▸ Saved data entries:
——
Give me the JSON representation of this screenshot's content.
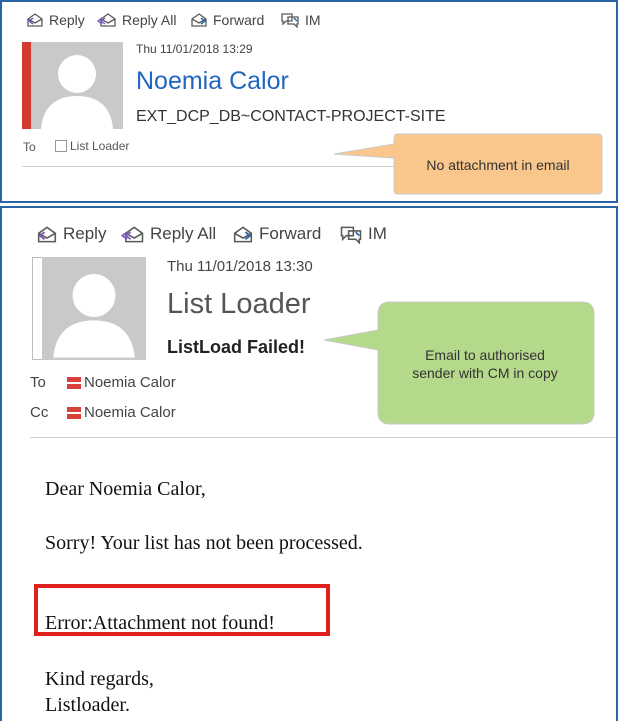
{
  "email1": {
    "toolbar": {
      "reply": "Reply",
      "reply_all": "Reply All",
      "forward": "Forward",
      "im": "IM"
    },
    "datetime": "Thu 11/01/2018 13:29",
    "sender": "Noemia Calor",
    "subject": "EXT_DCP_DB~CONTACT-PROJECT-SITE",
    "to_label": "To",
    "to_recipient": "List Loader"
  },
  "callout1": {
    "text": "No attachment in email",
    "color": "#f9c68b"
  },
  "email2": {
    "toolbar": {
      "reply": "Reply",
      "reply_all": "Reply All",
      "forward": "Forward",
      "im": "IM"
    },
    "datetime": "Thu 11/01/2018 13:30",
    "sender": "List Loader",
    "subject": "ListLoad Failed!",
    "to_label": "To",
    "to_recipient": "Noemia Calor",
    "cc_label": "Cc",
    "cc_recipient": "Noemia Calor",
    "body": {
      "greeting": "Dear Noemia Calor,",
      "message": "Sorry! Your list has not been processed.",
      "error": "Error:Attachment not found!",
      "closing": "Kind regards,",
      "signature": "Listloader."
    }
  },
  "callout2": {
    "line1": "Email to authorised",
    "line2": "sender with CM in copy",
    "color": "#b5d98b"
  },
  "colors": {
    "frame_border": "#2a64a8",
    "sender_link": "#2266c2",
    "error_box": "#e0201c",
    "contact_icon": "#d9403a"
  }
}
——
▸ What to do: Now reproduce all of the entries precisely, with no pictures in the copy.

▸ Response to the exercise:
Give me the JSON representation of this screenshot's content.
{
  "email1": {
    "toolbar": {
      "reply": "Reply",
      "reply_all": "Reply All",
      "forward": "Forward",
      "im": "IM"
    },
    "datetime": "Thu 11/01/2018 13:29",
    "sender": "Noemia Calor",
    "subject": "EXT_DCP_DB~CONTACT-PROJECT-SITE",
    "to_label": "To",
    "to_recipient": "List Loader"
  },
  "callout1": {
    "text": "No attachment in email",
    "color": "#f9c68b"
  },
  "email2": {
    "toolbar": {
      "reply": "Reply",
      "reply_all": "Reply All",
      "forward": "Forward",
      "im": "IM"
    },
    "datetime": "Thu 11/01/2018 13:30",
    "sender": "List Loader",
    "subject": "ListLoad Failed!",
    "to_label": "To",
    "to_recipient": "Noemia Calor",
    "cc_label": "Cc",
    "cc_recipient": "Noemia Calor",
    "body": {
      "greeting": "Dear Noemia Calor,",
      "message": "Sorry! Your list has not been processed.",
      "error": "Error:Attachment not found!",
      "closing": "Kind regards,",
      "signature": "Listloader."
    }
  },
  "callout2": {
    "line1": "Email to authorised",
    "line2": "sender with CM in copy",
    "color": "#b5d98b"
  },
  "colors": {
    "frame_border": "#2a64a8",
    "sender_link": "#2266c2",
    "error_box": "#e0201c",
    "contact_icon": "#d9403a"
  }
}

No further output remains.